By STEVE KARNOWSKI
MINNEAPOLIS - Scientists will launch a $1.5 million study into whether a water quality standard meant to protect wild rice beds needs updating under the budget deal that ended Minnesota's government shutdown. But some environmentalists say it sets a bad precedent because it means the state won't enforce the existing standard until the study is done and new regulations are issued.
The impetus came from copper-nickel mining supporters who say limits on sulfate discharges should be based on fresh science - rather than research from the 1940s.
Ojibwe bands have kept a close eye on the fight because they consider wild rice sacred.

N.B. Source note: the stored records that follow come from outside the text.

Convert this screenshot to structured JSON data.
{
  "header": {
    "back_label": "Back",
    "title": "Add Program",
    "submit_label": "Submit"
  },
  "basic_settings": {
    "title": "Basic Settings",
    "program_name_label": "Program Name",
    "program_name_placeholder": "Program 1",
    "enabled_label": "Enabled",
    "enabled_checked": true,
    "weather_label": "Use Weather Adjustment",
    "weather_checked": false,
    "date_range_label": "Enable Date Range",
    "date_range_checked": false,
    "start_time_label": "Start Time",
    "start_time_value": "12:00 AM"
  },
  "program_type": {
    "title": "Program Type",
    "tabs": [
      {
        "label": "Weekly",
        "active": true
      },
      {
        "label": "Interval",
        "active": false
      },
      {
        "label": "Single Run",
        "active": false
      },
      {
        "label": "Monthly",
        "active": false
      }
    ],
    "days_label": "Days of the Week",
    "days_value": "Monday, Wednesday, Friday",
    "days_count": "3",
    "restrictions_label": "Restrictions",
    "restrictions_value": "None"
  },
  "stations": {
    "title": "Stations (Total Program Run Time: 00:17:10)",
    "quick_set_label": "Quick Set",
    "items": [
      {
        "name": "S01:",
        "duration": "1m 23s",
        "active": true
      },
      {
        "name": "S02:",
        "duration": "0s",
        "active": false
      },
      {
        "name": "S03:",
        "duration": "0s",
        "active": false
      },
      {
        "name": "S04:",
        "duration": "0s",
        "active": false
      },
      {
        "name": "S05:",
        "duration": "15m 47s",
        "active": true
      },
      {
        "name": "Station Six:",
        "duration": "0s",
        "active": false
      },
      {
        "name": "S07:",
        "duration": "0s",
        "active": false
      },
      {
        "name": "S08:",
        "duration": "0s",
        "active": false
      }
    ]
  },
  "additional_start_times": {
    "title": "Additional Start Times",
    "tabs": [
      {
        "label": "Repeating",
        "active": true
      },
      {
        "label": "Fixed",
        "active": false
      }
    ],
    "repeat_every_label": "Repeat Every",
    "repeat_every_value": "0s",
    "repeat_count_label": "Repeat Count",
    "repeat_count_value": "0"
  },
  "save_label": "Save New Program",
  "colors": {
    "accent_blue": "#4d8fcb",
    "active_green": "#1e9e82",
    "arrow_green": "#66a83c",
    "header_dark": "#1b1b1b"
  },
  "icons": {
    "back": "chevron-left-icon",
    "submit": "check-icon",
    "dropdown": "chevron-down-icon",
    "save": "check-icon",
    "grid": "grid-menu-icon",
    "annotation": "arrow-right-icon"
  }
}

Lawmakers who helped craft the provision say it should satisfy most groups with a stake in the issue. However, several environmental groups say they don't consider it a compromise.